Botanical Name: Ginkgo biloba Family: Ginkgoaceae

Common name(s): Ginkgo, Maidenhair Tree, Bai Guo (Chinese)


  • Tree, deciduous | Zone 3-8 | 100 feet tall | Fan-shaped, 2-lobed, green to yellow leaves | Flowers on both male and female trees | Foul-smelling seeds on female trees
  • Grows in a variety of conditions and thrives where many trees won’t


Leaves and fruit are harvested in autumn.


Tincture: A tincture is made from leaves.

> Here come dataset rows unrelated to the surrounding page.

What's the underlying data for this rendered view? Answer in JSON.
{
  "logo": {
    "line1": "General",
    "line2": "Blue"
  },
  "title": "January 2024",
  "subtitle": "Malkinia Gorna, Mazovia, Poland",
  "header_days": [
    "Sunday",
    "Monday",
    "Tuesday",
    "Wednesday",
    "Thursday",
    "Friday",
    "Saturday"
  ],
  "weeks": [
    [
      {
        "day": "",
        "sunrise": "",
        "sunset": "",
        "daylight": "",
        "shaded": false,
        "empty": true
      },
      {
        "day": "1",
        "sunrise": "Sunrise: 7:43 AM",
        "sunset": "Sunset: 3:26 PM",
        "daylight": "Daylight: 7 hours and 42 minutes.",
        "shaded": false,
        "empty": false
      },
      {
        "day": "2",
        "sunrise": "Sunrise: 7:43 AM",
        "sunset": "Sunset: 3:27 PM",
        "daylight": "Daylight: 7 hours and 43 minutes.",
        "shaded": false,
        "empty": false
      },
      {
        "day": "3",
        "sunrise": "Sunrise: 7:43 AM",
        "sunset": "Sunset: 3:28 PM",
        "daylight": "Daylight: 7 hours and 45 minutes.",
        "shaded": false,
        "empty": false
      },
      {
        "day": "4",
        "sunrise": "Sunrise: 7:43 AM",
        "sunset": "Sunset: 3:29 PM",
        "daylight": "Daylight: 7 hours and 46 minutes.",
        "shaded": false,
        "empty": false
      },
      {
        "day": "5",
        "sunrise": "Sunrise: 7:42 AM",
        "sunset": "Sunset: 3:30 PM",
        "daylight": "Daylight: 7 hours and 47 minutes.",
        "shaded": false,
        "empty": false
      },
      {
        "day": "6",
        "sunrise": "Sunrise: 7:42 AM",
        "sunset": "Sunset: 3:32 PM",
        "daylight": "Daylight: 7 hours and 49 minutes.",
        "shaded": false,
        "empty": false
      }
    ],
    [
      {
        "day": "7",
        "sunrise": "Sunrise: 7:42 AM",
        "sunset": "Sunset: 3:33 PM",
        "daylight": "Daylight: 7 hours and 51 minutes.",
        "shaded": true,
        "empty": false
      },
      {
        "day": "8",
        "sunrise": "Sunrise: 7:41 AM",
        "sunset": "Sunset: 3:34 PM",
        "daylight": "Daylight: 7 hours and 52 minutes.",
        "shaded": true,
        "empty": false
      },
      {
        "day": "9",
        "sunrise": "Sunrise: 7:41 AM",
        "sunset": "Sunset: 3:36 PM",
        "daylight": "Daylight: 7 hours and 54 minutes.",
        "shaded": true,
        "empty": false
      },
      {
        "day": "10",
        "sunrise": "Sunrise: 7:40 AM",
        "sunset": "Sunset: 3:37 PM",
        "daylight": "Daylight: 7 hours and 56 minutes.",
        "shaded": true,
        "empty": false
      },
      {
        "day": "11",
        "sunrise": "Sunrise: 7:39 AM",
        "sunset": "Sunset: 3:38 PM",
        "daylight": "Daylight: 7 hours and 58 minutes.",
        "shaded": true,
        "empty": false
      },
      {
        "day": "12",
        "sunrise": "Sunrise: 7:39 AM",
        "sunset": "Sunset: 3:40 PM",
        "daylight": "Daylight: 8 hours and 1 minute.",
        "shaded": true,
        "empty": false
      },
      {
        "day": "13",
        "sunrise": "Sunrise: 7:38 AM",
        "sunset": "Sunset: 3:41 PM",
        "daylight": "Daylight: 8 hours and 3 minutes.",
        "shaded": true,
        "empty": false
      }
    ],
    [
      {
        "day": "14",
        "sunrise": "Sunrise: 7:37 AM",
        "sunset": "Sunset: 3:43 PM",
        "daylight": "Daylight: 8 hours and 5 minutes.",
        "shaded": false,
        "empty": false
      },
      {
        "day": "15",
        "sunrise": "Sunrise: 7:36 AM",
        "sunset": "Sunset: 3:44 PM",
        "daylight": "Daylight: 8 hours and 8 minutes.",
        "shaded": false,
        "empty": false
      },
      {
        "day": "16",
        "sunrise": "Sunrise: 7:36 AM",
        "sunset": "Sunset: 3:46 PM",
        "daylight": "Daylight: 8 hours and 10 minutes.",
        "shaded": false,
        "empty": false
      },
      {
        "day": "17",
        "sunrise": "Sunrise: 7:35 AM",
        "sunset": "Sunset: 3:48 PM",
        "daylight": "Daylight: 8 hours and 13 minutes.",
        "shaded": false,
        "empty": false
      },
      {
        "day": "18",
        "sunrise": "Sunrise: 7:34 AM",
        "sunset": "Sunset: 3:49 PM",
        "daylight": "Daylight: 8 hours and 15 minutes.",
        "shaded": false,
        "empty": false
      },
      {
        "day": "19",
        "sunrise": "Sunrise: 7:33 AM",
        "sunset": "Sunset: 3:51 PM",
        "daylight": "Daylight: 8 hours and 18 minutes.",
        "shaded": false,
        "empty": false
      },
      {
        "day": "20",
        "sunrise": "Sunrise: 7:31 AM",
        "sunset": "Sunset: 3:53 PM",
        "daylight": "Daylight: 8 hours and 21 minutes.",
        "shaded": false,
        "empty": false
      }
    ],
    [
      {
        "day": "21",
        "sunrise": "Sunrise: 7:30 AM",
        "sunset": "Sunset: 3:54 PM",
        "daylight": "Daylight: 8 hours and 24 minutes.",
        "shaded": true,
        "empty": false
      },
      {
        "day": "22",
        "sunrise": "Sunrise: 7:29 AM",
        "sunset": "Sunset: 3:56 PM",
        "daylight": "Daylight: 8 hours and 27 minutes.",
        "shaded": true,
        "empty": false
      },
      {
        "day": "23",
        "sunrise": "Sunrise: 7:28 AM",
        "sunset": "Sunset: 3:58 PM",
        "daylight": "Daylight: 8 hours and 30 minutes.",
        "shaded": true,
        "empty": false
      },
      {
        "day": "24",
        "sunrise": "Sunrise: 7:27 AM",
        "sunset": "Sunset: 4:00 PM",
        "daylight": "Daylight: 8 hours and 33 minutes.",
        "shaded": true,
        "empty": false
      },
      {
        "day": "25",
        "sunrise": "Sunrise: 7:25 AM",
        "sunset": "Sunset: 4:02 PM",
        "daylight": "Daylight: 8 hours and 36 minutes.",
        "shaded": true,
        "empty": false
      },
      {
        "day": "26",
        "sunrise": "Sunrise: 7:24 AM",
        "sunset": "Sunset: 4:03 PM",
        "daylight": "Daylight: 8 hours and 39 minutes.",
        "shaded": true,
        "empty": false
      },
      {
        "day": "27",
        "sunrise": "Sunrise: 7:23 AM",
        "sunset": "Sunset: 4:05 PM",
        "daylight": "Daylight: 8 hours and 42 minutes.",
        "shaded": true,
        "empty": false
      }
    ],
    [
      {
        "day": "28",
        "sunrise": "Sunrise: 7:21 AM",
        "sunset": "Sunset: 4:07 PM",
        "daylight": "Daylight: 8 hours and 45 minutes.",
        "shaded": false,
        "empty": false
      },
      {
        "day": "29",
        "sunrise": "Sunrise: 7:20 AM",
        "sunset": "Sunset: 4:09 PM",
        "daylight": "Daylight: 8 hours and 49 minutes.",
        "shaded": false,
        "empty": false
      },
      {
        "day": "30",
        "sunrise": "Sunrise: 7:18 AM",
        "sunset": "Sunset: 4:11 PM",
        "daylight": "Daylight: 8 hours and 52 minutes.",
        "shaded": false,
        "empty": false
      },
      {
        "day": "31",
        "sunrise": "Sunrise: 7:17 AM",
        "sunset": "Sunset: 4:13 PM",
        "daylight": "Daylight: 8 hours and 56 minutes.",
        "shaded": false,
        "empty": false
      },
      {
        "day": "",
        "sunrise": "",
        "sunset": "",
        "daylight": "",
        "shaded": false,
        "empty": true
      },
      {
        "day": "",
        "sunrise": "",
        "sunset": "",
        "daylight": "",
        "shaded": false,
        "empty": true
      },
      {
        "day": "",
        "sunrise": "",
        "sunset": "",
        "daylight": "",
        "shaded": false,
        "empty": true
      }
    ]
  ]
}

Dosage is 1 tsp 2-3 times/day with water.*

Decoction: A decoction of seeds is used to treat lung issues.

Externally: As a wash for skin sores and to remove freckles.


Constituents: Flavonoids, Ginkgolides, Bilobalides

Actions: Antiallergenic, antiasthmatic, antioxidant, antispasmodic, anti-inflammatory, circulatory stimulant & tonic

Uses: Improving circulation (to the brain and peripheries), Alzheimer’s, memory, Raynaud’s disease, arthritis and rheumatism, arteriosclerosis, vertigo, anxiety, lung issues (asthma, bronchitis, wheezing, coughs)

Cautions: Contact with the fleshy husk causes severe dermatitis and needs to be handled with gloves. The husk needs to be removed before use. Also, the extract can cause rare reactions (gastrointestinal, headache, skin allergies) in some individuals.


Bitter, astringent, neutral energy. Nuts are mildly toxic.


*According to a couple of these sources listed, a concentrated extract of 24% is the most effective dosage. The leaves are highest in flavonoids when they are yellow, and highest in ginkgolides just before the leaves are turning color. If making your own tincture, use a mixture of leaves in both these states. 

Personally, after researching this, I would stick to using leaves and not seeds in my own practice.

The Ginko tree is considered to be the oldest known tree, going back 190 million years. It has long been used in Chinese medicine.